Your WooCommerce website is a virtual storefront, so why not use a brand new and very relevant .STORE domain name instead of a .COM? It’s a smart way to highlight the fact that you sell something on your website… without having to explain it through your brand name.

So, here are some reasons you should consider registering a .STORE domain for your WooCommerce website.

1. Strong, Memorable Brand Name

Selecting a .STORE domain can boost your brand awareness. As a domain extension that has been crafted specifically for retail and ecommerce, .STORE clearly implies what you do and what your customers can expect on your website.

Several small businesses such as Wonder.Store, Kono.Store, TopCoat.Store use .STORE to denote their presence on the internet – while making the most of a short, memorable, relevant and intuitive brand name.

Besides, when it comes to website goals, you can use .STORE to demarcate your online storefront from your business website. For example, Emirates uses Emirates.Store for its merchandise sales, while its corporation website – which has clearly a different audience in mind – is Emirates.com

2. Offline Marketing Campaigns

A .STORE domain is an effective way for you to transcend your offline marketing efforts and conjoin it with your online presence.

How does this work? If you run an ad in the local newspaper, radio or TV channel a short, memorable .STORE domain name might help you immensely.

For example, PoloShirts.Store might be an intuitive domain name which can be either used to send users to your standalone website, that sells polo shirts, or even to redirect traffic to your “Polo Shirts” product category page. This is a smarter option instead of using a long and awkward URL such as www.poloshirtsstore.com/casual-wear/shirts/polo-shirts/.

3. SEO

Search Engine Optimization is the backbone of organic marketing and it heavily depends on the quality and number of backlinks your website has. High quality backlinks for your website are pivotal to improve your organic search rank and for this to work, the ‘anchor text’ is crucial.

For example, if your WooCommerce store is called “Lifeandstyle.store” and you repeatedly get backlinks from credible websites with anchor text “Life and Style Store” and “Lifestyle Store” instead of just “Lifestyle”, your backlink game can strengthen.

The more backlinks you get this way, the better it is for your organic search ranking. Want to know more about how new domains impact SEO? You can check out this comprehensive white paper created by Radix, the third largest new domain registry in the world.

4. Credibility and Trust

If you are just starting out, building customers’ trust should be at the forefront of your marketing agenda.

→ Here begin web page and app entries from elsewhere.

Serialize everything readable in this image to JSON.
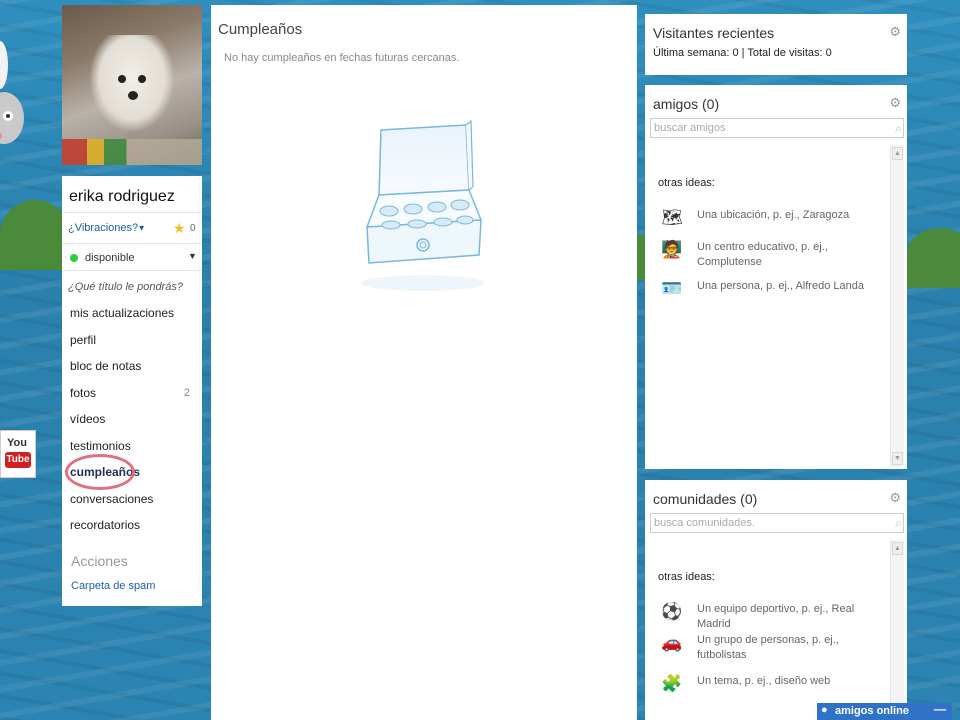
{
  "profile": {
    "name": "erika rodriguez",
    "vibes_label": "¿Vibraciones?",
    "stars_count": "0",
    "status": "disponible",
    "title_prompt": "¿Qué título le pondrás?",
    "menu": [
      {
        "label": "mis actualizaciones",
        "count": ""
      },
      {
        "label": "perfil",
        "count": ""
      },
      {
        "label": "bloc de notas",
        "count": ""
      },
      {
        "label": "fotos",
        "count": "2"
      },
      {
        "label": "vídeos",
        "count": ""
      },
      {
        "label": "testimonios",
        "count": ""
      },
      {
        "label": "cumpleaños",
        "count": ""
      },
      {
        "label": "conversaciones",
        "count": ""
      },
      {
        "label": "recordatorios",
        "count": ""
      }
    ],
    "active_item": "cumpleaños",
    "actions_heading": "Acciones",
    "spam_link": "Carpeta de spam"
  },
  "center": {
    "title": "Cumpleaños",
    "message": "No hay cumpleaños en fechas futuras cercanas."
  },
  "visitors": {
    "title": "Visitantes recientes",
    "summary": "Última semana: 0 | Total de visitas: 0"
  },
  "friends": {
    "title": "amigos (0)",
    "search_placeholder": "buscar amigos",
    "ideas_heading": "otras ideas:",
    "ideas": [
      {
        "text": "Una ubicación, p. ej., Zaragoza",
        "icon": "map-icon"
      },
      {
        "text": "Un centro educativo, p. ej., Complutense",
        "icon": "blackboard-icon"
      },
      {
        "text": "Una persona, p. ej., Alfredo Landa",
        "icon": "id-card-icon"
      }
    ]
  },
  "communities": {
    "title": "comunidades (0)",
    "search_placeholder": "busca comunidades.",
    "ideas_heading": "otras ideas:",
    "ideas": [
      {
        "text": "Un equipo deportivo, p. ej., Real Madrid",
        "icon": "soccer-ball-icon"
      },
      {
        "text": "Un grupo de personas, p. ej., futbolistas",
        "icon": "car-icon"
      },
      {
        "text": "Un tema, p. ej., diseño web",
        "icon": "puzzle-icon"
      }
    ]
  },
  "youtube": {
    "top": "You",
    "bottom": "Tube"
  },
  "chat": {
    "label": "amigos online",
    "minimize": "—"
  }
}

Having a domain name that is simple and unique for your WooCommerce store can lend legitimacy and credibility to your business, be it for customers, partners or suppliers.

Selecting a short and brandable name on .STORE, coupled with a professional .STORE email address can do wonders for your business. If you were to come across an ecommerce website that used an awkward URL and a Gmail address, a customer might think twice before purchasing.

To make things easier for their customers and partners, enhance credibility and trust and increase their brand awareness, Nebraska-based “The Stately Shirt Company” changed their domain name from Thestatelyshirtcompany.com to Stately.Store.

Conclusion

To sum things up, a .STORE domain extension can help you build a better online brand, make your offline marketing more effective, gain more organic traffic and build trust in your target audience.

You can now get your own .STORE domain name at just $4.99 for the first year. Use coupon STORE499 at Get.store